Hundreds of thousands of those immigrants were protected from deportation by the Deferred Action for Childhood Arrivals program, which Trump tried to end before the decision got held up by courts. Currently, moderate Republicans and Democrats in the House are trying to force a vote on immigration packages that would not include Trump's proposals to limit legal immigration.
"I believe that safe secure cities are important, securing the borders, and we should provide a path to citizenship for the people here building a constructive, productive life — whether that means they're going to school and looking to build a life here in the United States, or they're working and paying taxes and living a constructive life," Hugin said.
Menendez is part of a bipartisan group of senators seeking legal protections for so-called Dreamers without the tight restrictions on legal immigration supported by Trump.
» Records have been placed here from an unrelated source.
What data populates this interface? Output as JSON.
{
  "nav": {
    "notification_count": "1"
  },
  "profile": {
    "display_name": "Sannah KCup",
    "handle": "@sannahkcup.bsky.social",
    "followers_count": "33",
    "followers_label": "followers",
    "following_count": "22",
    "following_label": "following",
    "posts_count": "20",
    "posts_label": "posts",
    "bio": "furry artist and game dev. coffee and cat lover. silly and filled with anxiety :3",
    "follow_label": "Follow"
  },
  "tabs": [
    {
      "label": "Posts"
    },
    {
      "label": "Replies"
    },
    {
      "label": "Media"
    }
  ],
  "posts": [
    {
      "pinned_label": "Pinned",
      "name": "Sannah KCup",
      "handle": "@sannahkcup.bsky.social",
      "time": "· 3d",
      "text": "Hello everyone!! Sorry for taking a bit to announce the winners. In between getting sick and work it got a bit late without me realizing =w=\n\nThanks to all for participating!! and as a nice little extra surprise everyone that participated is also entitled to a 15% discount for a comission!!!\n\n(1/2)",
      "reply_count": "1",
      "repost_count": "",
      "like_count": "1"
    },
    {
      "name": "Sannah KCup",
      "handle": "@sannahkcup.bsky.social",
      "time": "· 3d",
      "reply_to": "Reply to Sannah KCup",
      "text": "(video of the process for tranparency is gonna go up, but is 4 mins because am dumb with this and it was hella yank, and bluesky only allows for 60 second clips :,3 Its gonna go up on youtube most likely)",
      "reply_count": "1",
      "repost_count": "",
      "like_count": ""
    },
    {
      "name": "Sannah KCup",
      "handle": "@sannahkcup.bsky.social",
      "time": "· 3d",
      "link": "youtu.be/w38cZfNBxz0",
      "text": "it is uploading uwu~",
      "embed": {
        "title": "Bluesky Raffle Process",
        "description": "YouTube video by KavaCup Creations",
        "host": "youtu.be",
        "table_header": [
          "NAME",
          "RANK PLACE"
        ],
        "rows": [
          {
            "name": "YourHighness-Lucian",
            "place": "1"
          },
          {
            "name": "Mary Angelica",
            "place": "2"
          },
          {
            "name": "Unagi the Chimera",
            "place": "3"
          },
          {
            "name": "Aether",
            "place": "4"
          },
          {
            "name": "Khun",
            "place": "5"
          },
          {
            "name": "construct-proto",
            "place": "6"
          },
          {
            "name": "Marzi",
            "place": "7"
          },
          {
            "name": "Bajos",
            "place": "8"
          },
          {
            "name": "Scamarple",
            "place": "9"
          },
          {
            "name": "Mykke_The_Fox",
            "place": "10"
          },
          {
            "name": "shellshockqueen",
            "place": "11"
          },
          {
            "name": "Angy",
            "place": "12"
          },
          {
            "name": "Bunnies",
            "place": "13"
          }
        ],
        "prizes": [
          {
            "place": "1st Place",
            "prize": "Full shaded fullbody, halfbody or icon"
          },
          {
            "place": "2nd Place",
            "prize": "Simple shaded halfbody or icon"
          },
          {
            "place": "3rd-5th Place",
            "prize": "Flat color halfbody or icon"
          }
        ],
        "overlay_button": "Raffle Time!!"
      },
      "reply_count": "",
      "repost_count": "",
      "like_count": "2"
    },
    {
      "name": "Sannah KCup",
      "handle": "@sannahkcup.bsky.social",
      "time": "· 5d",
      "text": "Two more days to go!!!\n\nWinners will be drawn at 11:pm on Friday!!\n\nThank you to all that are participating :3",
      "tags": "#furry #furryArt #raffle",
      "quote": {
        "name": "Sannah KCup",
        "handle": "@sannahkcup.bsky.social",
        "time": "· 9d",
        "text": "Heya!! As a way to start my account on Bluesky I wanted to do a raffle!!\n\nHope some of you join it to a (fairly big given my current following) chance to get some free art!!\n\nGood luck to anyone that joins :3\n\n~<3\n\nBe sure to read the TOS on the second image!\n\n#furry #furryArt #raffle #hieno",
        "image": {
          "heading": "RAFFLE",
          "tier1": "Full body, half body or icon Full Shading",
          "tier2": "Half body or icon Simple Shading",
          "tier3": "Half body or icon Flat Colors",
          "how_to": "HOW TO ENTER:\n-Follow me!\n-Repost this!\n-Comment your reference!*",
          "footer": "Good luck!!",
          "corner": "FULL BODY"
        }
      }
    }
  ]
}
As of last year, New Jersey had the ninth-highest number of individuals protected from deportation by DACA among states, according to U.S. Citizenship and Immigration Services.
While he supports the corporate and individual tax reductions in the GOP tax law passed in December, Hugin criticized the $10,000 cap set on state and local deductions popular in his high-tax state. Numerous GOP House members from New Jersey and New York opposed the legislation because of the provision. Hugin wants to raise the cap, potentially to $15,000, to reduce possible negative effects on the New Jersey economy.
Menendez opposed the tax plan, saying it helped corporations too much at the expense of working-class taxpayers. He also heavily criticized limits on state and local tax deductions, calling them earlier this year "a way to exact political revenue against so-called blue states."
— CNBC's Brian Schwartz contributed reporting to this article